REQUIRED ACTION:
Copy each record exactly, word for word.

DATASET RECORDS:
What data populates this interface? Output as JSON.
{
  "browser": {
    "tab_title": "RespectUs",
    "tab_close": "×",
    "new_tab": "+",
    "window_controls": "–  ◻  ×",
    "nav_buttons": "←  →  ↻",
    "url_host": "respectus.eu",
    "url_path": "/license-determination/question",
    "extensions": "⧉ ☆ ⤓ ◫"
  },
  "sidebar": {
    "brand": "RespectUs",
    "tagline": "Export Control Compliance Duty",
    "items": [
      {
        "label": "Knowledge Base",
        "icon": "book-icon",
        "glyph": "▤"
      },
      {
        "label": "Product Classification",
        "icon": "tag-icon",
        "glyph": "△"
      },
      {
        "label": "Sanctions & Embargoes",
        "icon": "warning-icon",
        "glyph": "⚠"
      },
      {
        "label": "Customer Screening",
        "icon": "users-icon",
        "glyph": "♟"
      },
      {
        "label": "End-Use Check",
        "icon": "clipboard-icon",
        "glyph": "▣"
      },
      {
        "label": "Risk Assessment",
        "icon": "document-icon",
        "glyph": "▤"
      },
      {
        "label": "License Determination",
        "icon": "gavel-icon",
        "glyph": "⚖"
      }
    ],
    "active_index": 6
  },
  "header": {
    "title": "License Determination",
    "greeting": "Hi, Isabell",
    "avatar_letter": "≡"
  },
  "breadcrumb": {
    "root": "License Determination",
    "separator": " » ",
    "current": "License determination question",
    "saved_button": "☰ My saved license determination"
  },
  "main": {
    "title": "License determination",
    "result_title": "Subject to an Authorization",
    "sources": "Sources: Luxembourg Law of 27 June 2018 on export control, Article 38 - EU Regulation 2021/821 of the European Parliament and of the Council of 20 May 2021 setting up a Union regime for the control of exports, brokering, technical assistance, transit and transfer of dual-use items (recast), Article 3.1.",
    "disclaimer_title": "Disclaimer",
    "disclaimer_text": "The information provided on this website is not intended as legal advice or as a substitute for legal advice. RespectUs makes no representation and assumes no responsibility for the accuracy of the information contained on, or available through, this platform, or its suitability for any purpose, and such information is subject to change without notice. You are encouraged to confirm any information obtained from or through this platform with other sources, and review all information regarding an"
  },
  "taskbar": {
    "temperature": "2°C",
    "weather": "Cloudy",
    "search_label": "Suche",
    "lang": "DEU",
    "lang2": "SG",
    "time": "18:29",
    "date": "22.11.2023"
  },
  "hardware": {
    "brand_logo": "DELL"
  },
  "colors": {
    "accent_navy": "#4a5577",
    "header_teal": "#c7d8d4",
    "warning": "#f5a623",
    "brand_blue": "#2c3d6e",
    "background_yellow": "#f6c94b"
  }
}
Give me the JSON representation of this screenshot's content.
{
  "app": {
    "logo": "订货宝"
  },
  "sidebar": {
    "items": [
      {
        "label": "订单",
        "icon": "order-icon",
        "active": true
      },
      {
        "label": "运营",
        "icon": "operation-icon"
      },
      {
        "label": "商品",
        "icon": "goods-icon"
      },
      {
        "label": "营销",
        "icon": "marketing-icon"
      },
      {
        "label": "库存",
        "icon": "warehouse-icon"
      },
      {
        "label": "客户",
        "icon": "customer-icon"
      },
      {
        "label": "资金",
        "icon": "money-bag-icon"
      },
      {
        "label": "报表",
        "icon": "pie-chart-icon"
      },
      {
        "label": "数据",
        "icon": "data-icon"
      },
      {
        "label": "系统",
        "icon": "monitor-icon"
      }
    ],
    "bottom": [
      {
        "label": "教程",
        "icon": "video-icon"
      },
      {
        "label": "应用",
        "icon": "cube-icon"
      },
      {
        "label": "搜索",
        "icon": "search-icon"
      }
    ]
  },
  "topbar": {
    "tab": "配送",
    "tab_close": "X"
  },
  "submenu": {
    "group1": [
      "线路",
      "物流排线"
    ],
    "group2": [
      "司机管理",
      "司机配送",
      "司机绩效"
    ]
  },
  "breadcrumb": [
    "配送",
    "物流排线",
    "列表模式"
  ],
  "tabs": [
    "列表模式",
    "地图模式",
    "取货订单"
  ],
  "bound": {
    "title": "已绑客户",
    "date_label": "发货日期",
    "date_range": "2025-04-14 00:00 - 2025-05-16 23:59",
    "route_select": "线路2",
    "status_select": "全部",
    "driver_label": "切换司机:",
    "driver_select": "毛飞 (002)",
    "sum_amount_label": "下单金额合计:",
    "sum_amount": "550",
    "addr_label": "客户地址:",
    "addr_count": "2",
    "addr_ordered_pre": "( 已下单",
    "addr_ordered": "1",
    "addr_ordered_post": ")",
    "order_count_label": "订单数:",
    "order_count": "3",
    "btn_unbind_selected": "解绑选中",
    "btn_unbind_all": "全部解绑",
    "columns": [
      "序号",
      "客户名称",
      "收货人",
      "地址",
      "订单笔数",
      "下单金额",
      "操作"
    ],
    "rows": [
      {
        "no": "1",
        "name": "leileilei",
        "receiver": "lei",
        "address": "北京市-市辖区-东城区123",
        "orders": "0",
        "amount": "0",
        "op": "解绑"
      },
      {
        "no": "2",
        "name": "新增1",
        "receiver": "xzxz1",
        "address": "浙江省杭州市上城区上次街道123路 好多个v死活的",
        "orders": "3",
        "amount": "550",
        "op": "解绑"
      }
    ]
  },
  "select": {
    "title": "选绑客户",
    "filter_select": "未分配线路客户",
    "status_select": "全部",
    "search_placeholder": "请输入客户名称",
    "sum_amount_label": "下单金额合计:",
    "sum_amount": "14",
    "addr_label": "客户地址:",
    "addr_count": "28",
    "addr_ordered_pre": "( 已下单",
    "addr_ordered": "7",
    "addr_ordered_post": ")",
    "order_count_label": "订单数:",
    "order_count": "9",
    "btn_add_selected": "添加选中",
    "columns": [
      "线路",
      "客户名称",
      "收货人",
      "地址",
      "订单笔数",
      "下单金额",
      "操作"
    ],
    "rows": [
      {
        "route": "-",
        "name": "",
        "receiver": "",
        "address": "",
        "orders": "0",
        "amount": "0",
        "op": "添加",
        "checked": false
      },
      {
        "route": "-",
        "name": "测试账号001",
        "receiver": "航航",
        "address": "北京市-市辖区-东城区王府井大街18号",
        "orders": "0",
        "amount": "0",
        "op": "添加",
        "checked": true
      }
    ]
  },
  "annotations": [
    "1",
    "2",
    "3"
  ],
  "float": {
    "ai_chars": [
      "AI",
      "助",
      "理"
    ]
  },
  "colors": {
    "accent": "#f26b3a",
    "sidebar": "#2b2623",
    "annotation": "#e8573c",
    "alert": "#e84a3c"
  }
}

SOLUTION BELOW:
What data populates this interface? Output as JSON.
{
  "browser": {
    "tab_title": "RespectUs",
    "tab_close": "×",
    "new_tab": "+",
    "window_controls": "–  ◻  ×",
    "nav_buttons": "←  →  ↻",
    "url_host": "respectus.eu",
    "url_path": "/license-determination/question",
    "extensions": "⧉ ☆ ⤓ ◫"
  },
  "sidebar": {
    "brand": "RespectUs",
    "tagline": "Export Control Compliance Duty",
    "items": [
      {
        "label": "Knowledge Base",
        "icon": "book-icon",
        "glyph": "▤"
      },
      {
        "label": "Product Classification",
        "icon": "tag-icon",
        "glyph": "△"
      },
      {
        "label": "Sanctions & Embargoes",
        "icon": "warning-icon",
        "glyph": "⚠"
      },
      {
        "label": "Customer Screening",
        "icon": "users-icon",
        "glyph": "♟"
      },
      {
        "label": "End-Use Check",
        "icon": "clipboard-icon",
        "glyph": "▣"
      },
      {
        "label": "Risk Assessment",
        "icon": "document-icon",
        "glyph": "▤"
      },
      {
        "label": "License Determination",
        "icon": "gavel-icon",
        "glyph": "⚖"
      }
    ],
    "active_index": 6
  },
  "header": {
    "title": "License Determination",
    "greeting": "Hi, Isabell",
    "avatar_letter": "≡"
  },
  "breadcrumb": {
    "root": "License Determination",
    "separator": " » ",
    "current": "License determination question",
    "saved_button": "☰ My saved license determination"
  },
  "main": {
    "title": "License determination",
    "result_title": "Subject to an Authorization",
    "sources": "Sources: Luxembourg Law of 27 June 2018 on export control, Article 38 - EU Regulation 2021/821 of the European Parliament and of the Council of 20 May 2021 setting up a Union regime for the control of exports, brokering, technical assistance, transit and transfer of dual-use items (recast), Article 3.1.",
    "disclaimer_title": "Disclaimer",
    "disclaimer_text": "The information provided on this website is not intended as legal advice or as a substitute for legal advice. RespectUs makes no representation and assumes no responsibility for the accuracy of the information contained on, or available through, this platform, or its suitability for any purpose, and such information is subject to change without notice. You are encouraged to confirm any information obtained from or through this platform with other sources, and review all information regarding an"
  },
  "taskbar": {
    "temperature": "2°C",
    "weather": "Cloudy",
    "search_label": "Suche",
    "lang": "DEU",
    "lang2": "SG",
    "time": "18:29",
    "date": "22.11.2023"
  },
  "hardware": {
    "brand_logo": "DELL"
  },
  "colors": {
    "accent_navy": "#4a5577",
    "header_teal": "#c7d8d4",
    "warning": "#f5a623",
    "brand_blue": "#2c3d6e",
    "background_yellow": "#f6c94b"
  }
}
Give me the JSON representation of this screenshot's content.
{
  "app": {
    "logo": "订货宝"
  },
  "sidebar": {
    "items": [
      {
        "label": "订单",
        "icon": "order-icon",
        "active": true
      },
      {
        "label": "运营",
        "icon": "operation-icon"
      },
      {
        "label": "商品",
        "icon": "goods-icon"
      },
      {
        "label": "营销",
        "icon": "marketing-icon"
      },
      {
        "label": "库存",
        "icon": "warehouse-icon"
      },
      {
        "label": "客户",
        "icon": "customer-icon"
      },
      {
        "label": "资金",
        "icon": "money-bag-icon"
      },
      {
        "label": "报表",
        "icon": "pie-chart-icon"
      },
      {
        "label": "数据",
        "icon": "data-icon"
      },
      {
        "label": "系统",
        "icon": "monitor-icon"
      }
    ],
    "bottom": [
      {
        "label": "教程",
        "icon": "video-icon"
      },
      {
        "label": "应用",
        "icon": "cube-icon"
      },
      {
        "label": "搜索",
        "icon": "search-icon"
      }
    ]
  },
  "topbar": {
    "tab": "配送",
    "tab_close": "X"
  },
  "submenu": {
    "group1": [
      "线路",
      "物流排线"
    ],
    "group2": [
      "司机管理",
      "司机配送",
      "司机绩效"
    ]
  },
  "breadcrumb": [
    "配送",
    "物流排线",
    "列表模式"
  ],
  "tabs": [
    "列表模式",
    "地图模式",
    "取货订单"
  ],
  "bound": {
    "title": "已绑客户",
    "date_label": "发货日期",
    "date_range": "2025-04-14 00:00 - 2025-05-16 23:59",
    "route_select": "线路2",
    "status_select": "全部",
    "driver_label": "切换司机:",
    "driver_select": "毛飞 (002)",
    "sum_amount_label": "下单金额合计:",
    "sum_amount": "550",
    "addr_label": "客户地址:",
    "addr_count": "2",
    "addr_ordered_pre": "( 已下单",
    "addr_ordered": "1",
    "addr_ordered_post": ")",
    "order_count_label": "订单数:",
    "order_count": "3",
    "btn_unbind_selected": "解绑选中",
    "btn_unbind_all": "全部解绑",
    "columns": [
      "序号",
      "客户名称",
      "收货人",
      "地址",
      "订单笔数",
      "下单金额",
      "操作"
    ],
    "rows": [
      {
        "no": "1",
        "name": "leileilei",
        "receiver": "lei",
        "address": "北京市-市辖区-东城区123",
        "orders": "0",
        "amount": "0",
        "op": "解绑"
      },
      {
        "no": "2",
        "name": "新增1",
        "receiver": "xzxz1",
        "address": "浙江省杭州市上城区上次街道123路 好多个v死活的",
        "orders": "3",
        "amount": "550",
        "op": "解绑"
      }
    ]
  },
  "select": {
    "title": "选绑客户",
    "filter_select": "未分配线路客户",
    "status_select": "全部",
    "search_placeholder": "请输入客户名称",
    "sum_amount_label": "下单金额合计:",
    "sum_amount": "14",
    "addr_label": "客户地址:",
    "addr_count": "28",
    "addr_ordered_pre": "( 已下单",
    "addr_ordered": "7",
    "addr_ordered_post": ")",
    "order_count_label": "订单数:",
    "order_count": "9",
    "btn_add_selected": "添加选中",
    "columns": [
      "线路",
      "客户名称",
      "收货人",
      "地址",
      "订单笔数",
      "下单金额",
      "操作"
    ],
    "rows": [
      {
        "route": "-",
        "name": "",
        "receiver": "",
        "address": "",
        "orders": "0",
        "amount": "0",
        "op": "添加",
        "checked": false
      },
      {
        "route": "-",
        "name": "测试账号001",
        "receiver": "航航",
        "address": "北京市-市辖区-东城区王府井大街18号",
        "orders": "0",
        "amount": "0",
        "op": "添加",
        "checked": true
      }
    ]
  },
  "annotations": [
    "1",
    "2",
    "3"
  ],
  "float": {
    "ai_chars": [
      "AI",
      "助",
      "理"
    ]
  },
  "colors": {
    "accent": "#f26b3a",
    "sidebar": "#2b2623",
    "annotation": "#e8573c",
    "alert": "#e84a3c"
  }
}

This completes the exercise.